** Required action **
Which lines of the entries contain the string "desarrollo"? Copy each of them.

** Records for processing **
*****

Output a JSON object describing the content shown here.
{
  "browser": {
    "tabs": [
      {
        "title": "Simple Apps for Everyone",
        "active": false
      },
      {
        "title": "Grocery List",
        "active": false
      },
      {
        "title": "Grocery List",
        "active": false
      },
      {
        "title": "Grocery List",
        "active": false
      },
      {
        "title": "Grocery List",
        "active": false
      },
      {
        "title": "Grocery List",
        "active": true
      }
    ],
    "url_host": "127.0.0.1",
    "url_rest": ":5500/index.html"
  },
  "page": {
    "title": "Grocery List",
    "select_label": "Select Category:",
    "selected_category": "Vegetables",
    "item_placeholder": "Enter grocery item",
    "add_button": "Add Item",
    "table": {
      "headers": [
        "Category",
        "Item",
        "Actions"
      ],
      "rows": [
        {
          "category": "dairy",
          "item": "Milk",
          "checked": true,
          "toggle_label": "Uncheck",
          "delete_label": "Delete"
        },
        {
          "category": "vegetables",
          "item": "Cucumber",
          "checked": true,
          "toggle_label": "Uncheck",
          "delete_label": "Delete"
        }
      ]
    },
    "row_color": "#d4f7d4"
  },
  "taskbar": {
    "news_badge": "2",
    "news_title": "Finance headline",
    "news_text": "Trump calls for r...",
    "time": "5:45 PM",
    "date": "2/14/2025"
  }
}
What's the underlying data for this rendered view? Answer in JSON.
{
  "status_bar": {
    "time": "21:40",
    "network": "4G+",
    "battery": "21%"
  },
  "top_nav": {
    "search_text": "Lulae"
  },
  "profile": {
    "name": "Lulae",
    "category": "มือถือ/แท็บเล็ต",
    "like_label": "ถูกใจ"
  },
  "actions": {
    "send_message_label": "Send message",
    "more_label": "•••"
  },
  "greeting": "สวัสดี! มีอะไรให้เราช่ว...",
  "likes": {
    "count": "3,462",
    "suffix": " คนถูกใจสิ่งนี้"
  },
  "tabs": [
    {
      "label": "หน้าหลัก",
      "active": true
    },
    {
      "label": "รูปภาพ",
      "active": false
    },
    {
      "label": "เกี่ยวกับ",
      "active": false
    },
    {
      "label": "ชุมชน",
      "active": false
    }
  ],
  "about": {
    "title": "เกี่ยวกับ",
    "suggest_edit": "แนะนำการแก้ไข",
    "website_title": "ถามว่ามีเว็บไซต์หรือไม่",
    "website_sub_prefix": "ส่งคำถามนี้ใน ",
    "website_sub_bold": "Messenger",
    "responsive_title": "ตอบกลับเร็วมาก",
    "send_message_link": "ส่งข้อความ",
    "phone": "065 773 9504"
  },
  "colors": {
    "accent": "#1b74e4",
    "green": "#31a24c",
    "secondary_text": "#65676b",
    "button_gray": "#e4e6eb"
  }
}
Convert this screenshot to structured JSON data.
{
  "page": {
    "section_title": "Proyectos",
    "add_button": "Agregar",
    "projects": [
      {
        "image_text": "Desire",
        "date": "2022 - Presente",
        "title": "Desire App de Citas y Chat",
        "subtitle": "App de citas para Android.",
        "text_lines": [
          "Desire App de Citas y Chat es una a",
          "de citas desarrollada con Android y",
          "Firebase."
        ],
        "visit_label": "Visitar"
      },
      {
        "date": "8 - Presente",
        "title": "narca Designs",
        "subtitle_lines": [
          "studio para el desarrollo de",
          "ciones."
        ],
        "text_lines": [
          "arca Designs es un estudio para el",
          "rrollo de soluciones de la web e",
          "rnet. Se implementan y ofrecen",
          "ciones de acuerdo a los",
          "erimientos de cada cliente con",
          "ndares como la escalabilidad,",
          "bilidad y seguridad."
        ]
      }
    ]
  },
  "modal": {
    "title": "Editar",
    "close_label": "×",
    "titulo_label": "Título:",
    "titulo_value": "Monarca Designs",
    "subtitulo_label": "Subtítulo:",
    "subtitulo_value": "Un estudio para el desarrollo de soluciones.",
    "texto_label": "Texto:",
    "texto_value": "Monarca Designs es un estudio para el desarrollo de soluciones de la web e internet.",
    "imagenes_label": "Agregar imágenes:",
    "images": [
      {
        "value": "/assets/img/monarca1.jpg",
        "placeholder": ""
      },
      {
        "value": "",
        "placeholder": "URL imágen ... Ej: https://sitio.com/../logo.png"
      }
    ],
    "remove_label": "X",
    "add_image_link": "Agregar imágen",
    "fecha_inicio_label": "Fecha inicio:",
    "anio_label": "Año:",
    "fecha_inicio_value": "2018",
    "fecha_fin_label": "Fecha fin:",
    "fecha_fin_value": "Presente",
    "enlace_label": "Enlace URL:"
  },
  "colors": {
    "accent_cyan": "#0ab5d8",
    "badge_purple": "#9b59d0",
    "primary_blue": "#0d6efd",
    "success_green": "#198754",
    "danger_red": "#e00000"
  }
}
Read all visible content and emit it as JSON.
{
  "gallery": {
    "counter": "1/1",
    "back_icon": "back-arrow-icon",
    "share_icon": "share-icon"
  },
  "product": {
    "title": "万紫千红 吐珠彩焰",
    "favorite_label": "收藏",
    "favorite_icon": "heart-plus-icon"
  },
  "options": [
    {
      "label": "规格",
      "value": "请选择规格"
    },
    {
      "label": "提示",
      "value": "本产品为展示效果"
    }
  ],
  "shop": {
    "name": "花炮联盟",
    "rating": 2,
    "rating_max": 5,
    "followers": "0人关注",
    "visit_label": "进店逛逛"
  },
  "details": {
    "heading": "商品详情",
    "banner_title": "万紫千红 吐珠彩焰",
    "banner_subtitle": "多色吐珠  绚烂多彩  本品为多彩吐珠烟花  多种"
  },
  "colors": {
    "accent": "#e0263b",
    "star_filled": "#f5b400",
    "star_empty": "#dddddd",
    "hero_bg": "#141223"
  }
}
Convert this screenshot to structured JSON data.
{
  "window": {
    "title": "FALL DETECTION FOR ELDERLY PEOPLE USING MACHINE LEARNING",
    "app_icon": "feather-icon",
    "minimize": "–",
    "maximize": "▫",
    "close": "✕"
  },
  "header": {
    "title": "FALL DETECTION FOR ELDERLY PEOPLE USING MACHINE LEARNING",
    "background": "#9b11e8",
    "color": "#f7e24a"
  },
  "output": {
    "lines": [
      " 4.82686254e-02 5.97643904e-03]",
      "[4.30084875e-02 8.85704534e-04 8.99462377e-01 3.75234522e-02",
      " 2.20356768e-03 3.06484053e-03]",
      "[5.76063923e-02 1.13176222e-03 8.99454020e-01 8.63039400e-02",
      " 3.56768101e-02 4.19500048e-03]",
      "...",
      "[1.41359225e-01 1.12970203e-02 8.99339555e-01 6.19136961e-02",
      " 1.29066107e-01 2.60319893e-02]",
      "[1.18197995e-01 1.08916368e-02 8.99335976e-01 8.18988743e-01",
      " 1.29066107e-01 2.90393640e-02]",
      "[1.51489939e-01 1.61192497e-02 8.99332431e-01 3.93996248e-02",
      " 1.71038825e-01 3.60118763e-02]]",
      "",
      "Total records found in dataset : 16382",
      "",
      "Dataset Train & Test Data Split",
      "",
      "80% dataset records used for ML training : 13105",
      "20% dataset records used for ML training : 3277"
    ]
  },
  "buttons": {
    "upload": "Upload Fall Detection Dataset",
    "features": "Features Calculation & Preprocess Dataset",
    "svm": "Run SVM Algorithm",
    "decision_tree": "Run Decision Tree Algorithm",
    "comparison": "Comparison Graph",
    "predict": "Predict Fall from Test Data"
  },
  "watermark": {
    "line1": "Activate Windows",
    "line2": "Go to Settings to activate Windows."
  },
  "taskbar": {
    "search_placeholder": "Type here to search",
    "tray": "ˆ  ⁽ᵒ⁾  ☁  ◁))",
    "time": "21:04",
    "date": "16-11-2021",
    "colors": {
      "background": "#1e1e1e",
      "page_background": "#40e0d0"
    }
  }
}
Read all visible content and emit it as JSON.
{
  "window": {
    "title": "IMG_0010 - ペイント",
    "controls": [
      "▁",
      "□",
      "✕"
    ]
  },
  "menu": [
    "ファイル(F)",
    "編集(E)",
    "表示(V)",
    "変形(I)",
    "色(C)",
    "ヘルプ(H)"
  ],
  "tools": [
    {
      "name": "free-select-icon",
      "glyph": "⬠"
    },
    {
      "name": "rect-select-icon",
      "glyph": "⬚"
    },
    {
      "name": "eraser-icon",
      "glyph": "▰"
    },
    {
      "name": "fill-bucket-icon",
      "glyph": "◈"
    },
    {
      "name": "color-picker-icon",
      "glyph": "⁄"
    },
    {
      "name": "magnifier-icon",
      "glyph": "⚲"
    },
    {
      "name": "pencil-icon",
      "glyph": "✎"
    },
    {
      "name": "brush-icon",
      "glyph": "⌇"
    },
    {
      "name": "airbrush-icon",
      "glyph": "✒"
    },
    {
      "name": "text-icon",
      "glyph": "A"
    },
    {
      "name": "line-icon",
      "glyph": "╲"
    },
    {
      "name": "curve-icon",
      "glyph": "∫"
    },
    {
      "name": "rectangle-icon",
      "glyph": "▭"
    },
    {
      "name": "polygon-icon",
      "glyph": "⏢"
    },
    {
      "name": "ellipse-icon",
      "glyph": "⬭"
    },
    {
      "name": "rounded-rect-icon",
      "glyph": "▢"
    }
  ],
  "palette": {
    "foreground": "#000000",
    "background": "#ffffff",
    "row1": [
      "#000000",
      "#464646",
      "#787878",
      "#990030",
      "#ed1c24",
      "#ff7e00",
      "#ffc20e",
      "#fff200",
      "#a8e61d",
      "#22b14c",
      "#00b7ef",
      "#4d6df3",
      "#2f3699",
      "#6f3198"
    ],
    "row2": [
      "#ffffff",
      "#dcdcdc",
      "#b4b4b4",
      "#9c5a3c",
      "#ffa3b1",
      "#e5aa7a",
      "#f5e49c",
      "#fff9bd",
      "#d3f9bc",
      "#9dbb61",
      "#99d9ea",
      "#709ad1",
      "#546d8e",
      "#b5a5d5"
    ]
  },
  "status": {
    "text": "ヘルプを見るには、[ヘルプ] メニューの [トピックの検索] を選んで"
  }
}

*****

** Solution for this exercise **
          "studio para el desarrollo de",
    "subtitulo_value": "Un estudio para el desarrollo de soluciones.",
    "texto_value": "Monarca Designs es un estudio para el desarrollo de soluciones de la web e internet.",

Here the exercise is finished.